Exercise details:
All lines of the listing that contain "date" should be shown in full.

#### Available records

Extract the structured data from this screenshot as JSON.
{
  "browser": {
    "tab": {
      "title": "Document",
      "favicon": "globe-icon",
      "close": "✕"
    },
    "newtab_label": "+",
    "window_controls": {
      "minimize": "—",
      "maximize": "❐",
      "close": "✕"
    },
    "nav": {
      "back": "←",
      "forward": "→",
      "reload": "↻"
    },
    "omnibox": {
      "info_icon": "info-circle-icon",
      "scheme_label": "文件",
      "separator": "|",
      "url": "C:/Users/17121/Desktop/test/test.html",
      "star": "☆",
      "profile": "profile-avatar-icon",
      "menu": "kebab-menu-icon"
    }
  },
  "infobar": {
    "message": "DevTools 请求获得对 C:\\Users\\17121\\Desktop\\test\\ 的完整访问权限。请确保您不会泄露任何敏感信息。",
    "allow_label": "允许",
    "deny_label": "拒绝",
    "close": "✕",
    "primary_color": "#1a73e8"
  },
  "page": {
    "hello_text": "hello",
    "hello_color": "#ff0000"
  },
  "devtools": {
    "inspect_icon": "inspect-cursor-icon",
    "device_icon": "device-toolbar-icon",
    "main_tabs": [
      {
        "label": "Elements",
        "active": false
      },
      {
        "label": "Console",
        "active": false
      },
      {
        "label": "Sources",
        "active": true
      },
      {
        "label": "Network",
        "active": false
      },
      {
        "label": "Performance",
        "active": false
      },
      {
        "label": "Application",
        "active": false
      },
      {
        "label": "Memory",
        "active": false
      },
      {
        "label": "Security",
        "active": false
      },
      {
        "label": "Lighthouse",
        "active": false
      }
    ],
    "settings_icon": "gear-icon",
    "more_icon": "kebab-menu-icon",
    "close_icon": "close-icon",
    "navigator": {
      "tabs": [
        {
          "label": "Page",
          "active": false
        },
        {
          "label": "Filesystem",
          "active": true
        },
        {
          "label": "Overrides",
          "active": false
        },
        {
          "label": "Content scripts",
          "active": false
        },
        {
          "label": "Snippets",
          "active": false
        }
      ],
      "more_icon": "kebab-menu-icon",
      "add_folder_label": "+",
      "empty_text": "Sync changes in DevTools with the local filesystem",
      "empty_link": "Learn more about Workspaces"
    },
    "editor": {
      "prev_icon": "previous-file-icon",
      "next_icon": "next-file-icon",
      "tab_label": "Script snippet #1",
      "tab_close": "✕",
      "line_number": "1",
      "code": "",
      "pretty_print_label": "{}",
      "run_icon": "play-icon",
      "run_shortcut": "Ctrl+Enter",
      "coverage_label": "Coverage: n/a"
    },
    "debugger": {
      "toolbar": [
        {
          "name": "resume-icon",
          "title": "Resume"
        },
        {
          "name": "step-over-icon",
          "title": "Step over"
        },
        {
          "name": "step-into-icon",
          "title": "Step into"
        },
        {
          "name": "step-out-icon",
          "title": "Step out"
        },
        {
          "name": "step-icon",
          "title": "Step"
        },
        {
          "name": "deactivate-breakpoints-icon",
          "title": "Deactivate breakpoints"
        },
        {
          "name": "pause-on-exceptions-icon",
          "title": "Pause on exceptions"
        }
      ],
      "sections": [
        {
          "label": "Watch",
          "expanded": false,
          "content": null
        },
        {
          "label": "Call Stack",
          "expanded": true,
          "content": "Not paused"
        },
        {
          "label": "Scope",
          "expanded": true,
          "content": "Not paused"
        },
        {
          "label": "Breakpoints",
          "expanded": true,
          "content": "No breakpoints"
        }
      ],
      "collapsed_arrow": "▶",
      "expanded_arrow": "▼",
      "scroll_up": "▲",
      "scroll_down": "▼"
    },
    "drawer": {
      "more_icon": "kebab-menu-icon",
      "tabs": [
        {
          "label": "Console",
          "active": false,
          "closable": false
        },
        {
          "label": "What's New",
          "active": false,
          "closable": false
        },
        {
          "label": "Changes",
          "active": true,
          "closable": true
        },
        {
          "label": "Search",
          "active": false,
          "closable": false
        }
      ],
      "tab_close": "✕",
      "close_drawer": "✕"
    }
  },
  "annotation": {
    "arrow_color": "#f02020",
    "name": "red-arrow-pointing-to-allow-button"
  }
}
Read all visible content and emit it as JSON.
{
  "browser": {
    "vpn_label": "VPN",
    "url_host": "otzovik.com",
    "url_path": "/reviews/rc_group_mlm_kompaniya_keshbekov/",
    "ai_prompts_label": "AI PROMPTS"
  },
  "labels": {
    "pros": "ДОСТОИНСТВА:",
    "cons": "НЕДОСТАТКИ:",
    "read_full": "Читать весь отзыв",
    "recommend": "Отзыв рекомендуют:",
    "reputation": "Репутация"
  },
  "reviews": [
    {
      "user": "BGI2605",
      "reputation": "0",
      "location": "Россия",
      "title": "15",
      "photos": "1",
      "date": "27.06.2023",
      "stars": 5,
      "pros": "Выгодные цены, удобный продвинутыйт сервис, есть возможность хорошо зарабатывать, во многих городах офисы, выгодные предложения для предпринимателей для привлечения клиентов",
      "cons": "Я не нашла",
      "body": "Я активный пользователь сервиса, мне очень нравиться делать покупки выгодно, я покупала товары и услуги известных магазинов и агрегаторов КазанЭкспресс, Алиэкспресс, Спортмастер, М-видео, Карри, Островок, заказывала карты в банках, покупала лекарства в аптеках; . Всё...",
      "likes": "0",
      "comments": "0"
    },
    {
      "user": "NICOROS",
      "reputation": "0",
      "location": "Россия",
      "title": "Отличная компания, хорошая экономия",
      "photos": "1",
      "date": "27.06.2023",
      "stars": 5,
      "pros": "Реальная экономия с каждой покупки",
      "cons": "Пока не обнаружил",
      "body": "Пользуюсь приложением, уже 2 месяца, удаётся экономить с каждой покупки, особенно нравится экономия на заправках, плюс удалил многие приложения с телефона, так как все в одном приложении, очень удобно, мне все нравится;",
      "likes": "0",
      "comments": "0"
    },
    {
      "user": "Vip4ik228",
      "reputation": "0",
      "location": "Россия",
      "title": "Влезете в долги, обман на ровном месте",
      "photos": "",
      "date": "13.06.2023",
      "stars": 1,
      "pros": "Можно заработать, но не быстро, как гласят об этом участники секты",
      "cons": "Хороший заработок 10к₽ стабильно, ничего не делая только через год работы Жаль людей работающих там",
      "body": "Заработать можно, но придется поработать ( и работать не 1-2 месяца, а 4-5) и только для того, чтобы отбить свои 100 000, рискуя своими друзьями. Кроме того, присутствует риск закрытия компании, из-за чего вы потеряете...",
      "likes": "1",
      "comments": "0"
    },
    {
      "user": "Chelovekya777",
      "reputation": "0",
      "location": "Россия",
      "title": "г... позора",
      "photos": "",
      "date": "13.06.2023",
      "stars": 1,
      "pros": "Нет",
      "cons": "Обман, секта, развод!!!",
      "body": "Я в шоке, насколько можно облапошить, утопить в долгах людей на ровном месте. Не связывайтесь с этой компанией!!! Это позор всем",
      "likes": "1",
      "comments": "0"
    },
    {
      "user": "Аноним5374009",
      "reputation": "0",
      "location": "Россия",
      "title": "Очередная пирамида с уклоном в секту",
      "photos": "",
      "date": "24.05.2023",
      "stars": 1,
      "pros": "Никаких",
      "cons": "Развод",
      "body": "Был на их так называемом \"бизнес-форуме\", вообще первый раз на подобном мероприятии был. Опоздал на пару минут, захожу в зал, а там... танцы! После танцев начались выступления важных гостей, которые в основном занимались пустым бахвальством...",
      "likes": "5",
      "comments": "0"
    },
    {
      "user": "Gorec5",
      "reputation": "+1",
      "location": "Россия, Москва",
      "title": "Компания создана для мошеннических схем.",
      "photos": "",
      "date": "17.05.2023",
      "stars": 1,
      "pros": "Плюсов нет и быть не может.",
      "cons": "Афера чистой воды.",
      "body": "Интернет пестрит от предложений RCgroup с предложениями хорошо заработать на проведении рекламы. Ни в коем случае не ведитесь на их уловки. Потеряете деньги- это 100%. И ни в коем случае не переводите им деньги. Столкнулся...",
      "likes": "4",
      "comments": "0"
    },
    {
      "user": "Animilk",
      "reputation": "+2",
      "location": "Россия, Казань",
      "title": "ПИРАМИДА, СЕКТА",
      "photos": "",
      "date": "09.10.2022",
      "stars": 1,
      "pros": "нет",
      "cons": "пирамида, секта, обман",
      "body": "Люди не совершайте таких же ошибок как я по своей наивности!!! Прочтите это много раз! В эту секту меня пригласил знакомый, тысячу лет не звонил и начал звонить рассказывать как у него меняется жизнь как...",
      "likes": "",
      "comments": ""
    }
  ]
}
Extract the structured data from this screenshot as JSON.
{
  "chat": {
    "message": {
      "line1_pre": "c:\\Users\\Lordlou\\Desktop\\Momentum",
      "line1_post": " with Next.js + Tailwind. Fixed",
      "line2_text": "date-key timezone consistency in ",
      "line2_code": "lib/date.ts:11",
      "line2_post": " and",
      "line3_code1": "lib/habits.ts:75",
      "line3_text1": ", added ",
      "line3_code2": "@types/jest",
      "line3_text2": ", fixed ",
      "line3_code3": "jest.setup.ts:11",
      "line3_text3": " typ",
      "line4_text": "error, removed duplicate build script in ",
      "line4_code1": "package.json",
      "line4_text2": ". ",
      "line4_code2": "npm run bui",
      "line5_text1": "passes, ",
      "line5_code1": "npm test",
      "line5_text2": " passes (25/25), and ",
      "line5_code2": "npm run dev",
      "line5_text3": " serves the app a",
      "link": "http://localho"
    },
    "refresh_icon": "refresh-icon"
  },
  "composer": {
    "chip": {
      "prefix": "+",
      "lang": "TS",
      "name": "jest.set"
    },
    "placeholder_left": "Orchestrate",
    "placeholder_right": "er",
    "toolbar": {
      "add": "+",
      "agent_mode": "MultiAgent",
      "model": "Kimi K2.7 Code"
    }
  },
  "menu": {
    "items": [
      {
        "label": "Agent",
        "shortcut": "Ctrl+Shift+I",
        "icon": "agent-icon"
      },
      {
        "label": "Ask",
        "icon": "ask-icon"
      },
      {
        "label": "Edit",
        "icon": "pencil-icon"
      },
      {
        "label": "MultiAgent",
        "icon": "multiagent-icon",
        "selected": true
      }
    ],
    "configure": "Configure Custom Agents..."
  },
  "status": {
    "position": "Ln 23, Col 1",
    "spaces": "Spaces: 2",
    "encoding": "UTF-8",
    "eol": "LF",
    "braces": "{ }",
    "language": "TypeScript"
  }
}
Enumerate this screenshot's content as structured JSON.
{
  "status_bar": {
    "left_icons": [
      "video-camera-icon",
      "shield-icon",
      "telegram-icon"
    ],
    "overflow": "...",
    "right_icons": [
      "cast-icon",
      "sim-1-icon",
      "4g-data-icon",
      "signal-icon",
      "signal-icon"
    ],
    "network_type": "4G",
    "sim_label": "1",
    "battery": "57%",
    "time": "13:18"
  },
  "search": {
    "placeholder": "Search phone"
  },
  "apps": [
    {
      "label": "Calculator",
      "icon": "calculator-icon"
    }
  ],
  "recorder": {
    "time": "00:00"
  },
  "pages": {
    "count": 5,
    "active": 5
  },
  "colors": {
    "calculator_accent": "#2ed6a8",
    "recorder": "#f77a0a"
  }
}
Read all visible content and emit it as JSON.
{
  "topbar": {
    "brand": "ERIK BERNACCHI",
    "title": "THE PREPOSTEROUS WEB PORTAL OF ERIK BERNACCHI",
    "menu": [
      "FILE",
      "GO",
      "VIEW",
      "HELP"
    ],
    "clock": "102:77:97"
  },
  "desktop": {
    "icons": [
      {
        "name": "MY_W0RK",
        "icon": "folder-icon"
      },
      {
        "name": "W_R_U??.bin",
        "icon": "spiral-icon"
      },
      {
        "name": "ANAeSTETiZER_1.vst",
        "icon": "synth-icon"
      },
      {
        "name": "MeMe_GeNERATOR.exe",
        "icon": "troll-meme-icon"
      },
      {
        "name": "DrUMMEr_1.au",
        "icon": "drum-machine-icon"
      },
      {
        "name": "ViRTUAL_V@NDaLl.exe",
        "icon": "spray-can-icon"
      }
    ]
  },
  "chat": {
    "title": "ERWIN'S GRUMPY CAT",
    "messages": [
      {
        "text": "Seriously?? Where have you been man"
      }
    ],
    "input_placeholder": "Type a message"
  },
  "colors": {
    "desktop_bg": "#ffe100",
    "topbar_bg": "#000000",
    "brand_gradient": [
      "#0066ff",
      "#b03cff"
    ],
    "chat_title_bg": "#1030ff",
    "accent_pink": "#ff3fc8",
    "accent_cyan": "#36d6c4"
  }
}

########

Response below:
      "date": "27.06.2023",
      "date": "27.06.2023",
      "date": "13.06.2023",
      "date": "13.06.2023",
      "date": "24.05.2023",
      "date": "17.05.2023",
      "date": "09.10.2022",
      "line2_text": "date-key timezone consistency in ",
      "line2_code": "lib/date.ts:11",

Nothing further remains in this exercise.